Old Bergen

Chapter LVII.

Daniel Van Winkle

Published 1902

Web version, edited by GET NJ
Copyright 2002

THE houses of the olden times were low, one-story buildings, with peaked roof, facing and along the line of the street, with a wide hall running through the middle of the house and closed at the front with a divided door. This door was shaded by a small porch with side seats, a most convenient place for the assembling of neighbors, when making friendly calls or discussing any matters of general interest. There are very few houses of the old type remaining, and these have been so changed and modernized that the old homes are not what they used to be.

The wide hall was in the summer time the living room of the family, and here could be found the busy housewife, with carding or spinning-wheel, adding to her household stores, and ever and anon touching with her foot the great mahogany rocker that had soothed the restlessness of former generations, while the old grandmother sat nodding and dozing in her easy chair, or teaching the youngsters the mysteries of patchwork, or narrowing down the stocking heel, or perhaps guiding the clumsy fingers over the artistic and muchprized sampler.

The old patriarch of the family sat near-by, dandling on his knee mayhap the great-grandchild, to the rhythmical cadence of:

Trippe trop a tronches, Varkes in the vouches,
Couches in the clawver, Pearches in the hawver,
Calfes in the long a gras, Anches in the wasser plos,
And the clina young-a, so groat wass.

Grandfather's clock ticked noisily in the corner, with Luna's fair face peeping over the dial and markingthe quarters with a shameless irregularity, while the upper half-door stood hospitably open as if inviting the passerby to join in the friendly chat or harmless gossip.

Opening into the hall were the sleeping rooms on the one side, and the parlor on the other, the latter seldom opened, except in case of marriage or death, or for the periodical cleaning, when after a thorough sweeping and dusting, it was again closed until some special ceremony required its opening. Sometimes in the rear of the parlor was the guest chamber, with its high-post bedstead, draped and festooned with highly colored valances, profusely fringed. The warming pan stood in the corner, and was a most welcome adjunct in those days of frigid rooms; for, filled with hot embers from the kitchen fire, it was passed between the icy sheets, imparting a delightful warmth that was most grateful to the half-frozen guest, as with acrobatic feat, he plunged into the billowy feather bed and disappeared.

But the glory of the old home was the kitchen, with its great fire-place, laughing with wide-open hospitality, extending across the entire width, with immense chimneys, in which the meats were sometimes smoked ; the great back-log sputtered with its pungent smoke curling lazily upward, flanked and overhung with pothooks and trammels, suspending over the fire the pots and kettles which simmered with the noon-day meal; and on the side was the pot of supporn, with dish and spoon always ready for the hungry wayfarer, or whoever chose to partake.

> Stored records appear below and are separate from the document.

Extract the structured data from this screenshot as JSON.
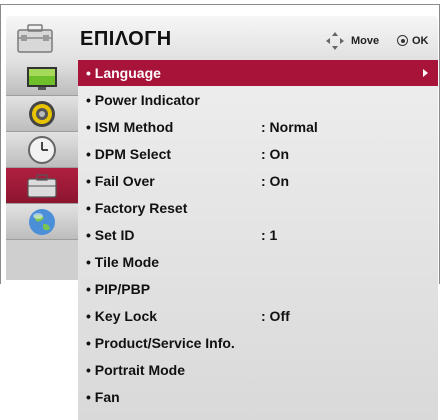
{
  "header": {
    "title": "ΕΠΙΛΟΓΗ",
    "move_label": "Move",
    "ok_label": "OK",
    "icon": "toolbox-icon"
  },
  "sidebar": {
    "items": [
      {
        "icon": "picture-monitor-icon",
        "active": false
      },
      {
        "icon": "speaker-sound-icon",
        "active": false
      },
      {
        "icon": "clock-time-icon",
        "active": false
      },
      {
        "icon": "toolbox-option-icon",
        "active": true
      },
      {
        "icon": "globe-network-icon",
        "active": false
      }
    ]
  },
  "menu": {
    "items": [
      {
        "label": "• Language",
        "value": "",
        "selected": true,
        "has_submenu": true
      },
      {
        "label": "• Power Indicator",
        "value": ""
      },
      {
        "label": "• ISM Method",
        "value": ": Normal"
      },
      {
        "label": "• DPM Select",
        "value": ": On"
      },
      {
        "label": "• Fail Over",
        "value": ": On"
      },
      {
        "label": "• Factory Reset",
        "value": ""
      },
      {
        "label": "• Set ID",
        "value": ": 1"
      },
      {
        "label": "• Tile Mode",
        "value": ""
      },
      {
        "label": "• PIP/PBP",
        "value": ""
      },
      {
        "label": "• Key Lock",
        "value": ": Off"
      },
      {
        "label": "• Product/Service Info.",
        "value": ""
      },
      {
        "label": "• Portrait Mode",
        "value": ""
      },
      {
        "label": "• Fan",
        "value": ""
      }
    ]
  },
  "colors": {
    "selected": "#a8133a",
    "panel": "#e6e6e6",
    "sidebar_active": "#9c1a36"
  }
}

Near by the cavernous oven gaped yawningly, as if eager to swallow the luscious pies and calves prepared by the good housewife as her weekly contributions towards the domestic economy. Sometimes the neighbors gathered with the family on some stormy afternoon, and plates of rosy-cheeked apples and toothsome nuts, washed down with copious draughts of cider, increased the comfort and good cheer. And then what an inviting place the kitchen was on winter evenings for the family gathering, while oftentimes the wail of the Storm King about the wide chimsey tops formed a weird accompaniment to the evening hymns so often sung; or perhaps at nightfall the little ones were gathered about the mother's knee, and by the fitful blaze of the wood fire or flickering candle flame, the Bible stories from scenes depicted on the tiling about the fire place were told.

Nor must the great garret, extending over the whole house, with its nooks, and corners, peopled with the shadowy forms of long ago, be forgotten. This was indeed the store-house of the family. Piles of apples and nuts occupied the corners, and from the rafters were festooned strings of red peppers, clusters of seed corn, and bunches of dried herbs, filling the air with their spicy aroma, while tables bearing dozens of mince and pumpkin pies were overhung with strings of sausage.

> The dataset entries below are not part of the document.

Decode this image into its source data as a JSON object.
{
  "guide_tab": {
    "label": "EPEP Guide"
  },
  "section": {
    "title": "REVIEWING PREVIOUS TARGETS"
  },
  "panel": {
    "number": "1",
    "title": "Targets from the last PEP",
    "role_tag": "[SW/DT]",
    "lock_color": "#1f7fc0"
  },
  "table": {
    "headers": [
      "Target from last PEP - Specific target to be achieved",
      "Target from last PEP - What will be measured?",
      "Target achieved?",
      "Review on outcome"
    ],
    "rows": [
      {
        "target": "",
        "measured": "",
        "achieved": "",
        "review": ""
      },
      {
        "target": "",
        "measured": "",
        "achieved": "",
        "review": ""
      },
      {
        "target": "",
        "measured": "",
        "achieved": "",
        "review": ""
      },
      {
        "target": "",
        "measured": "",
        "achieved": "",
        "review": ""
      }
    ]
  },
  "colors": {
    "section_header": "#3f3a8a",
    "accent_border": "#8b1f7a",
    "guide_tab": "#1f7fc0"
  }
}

At the end of the house was the home garden, usually superintended by the auntie, which was filled with a profusion of old-fashioned blumechas; four o'clocks and tulips, ragged sailors and poppies, banked with the blooming peony and stately dahlia, with the sweet-smelling syringa and lilac in the background, while the ever-present boxtree lent a sombre shade to the coloring. The fragrant mint and sweet marjoram, the savory sage, the pungent thyme, and the soothing lavender, mingled their odors in the air, the memory of which turns back the wheels of time and blots out all the intervening years.

The furniture was chosen and designed for its fitness and durability, the truth of which is proven by the fact that although made more than two centuries ago, there are specimens of this furniture gracing the drawing-rooms of the present day in a better state of preservation than articles of much more modern manufacture. Everything was kept scrupulously clean, and the good housewife displayed with pride the shining array of pots and pans upon her kitchen dressers, while the well scrubbed floor, ornamented in the early days with the strip of bright-colored carpet, was an object of housewifely pride.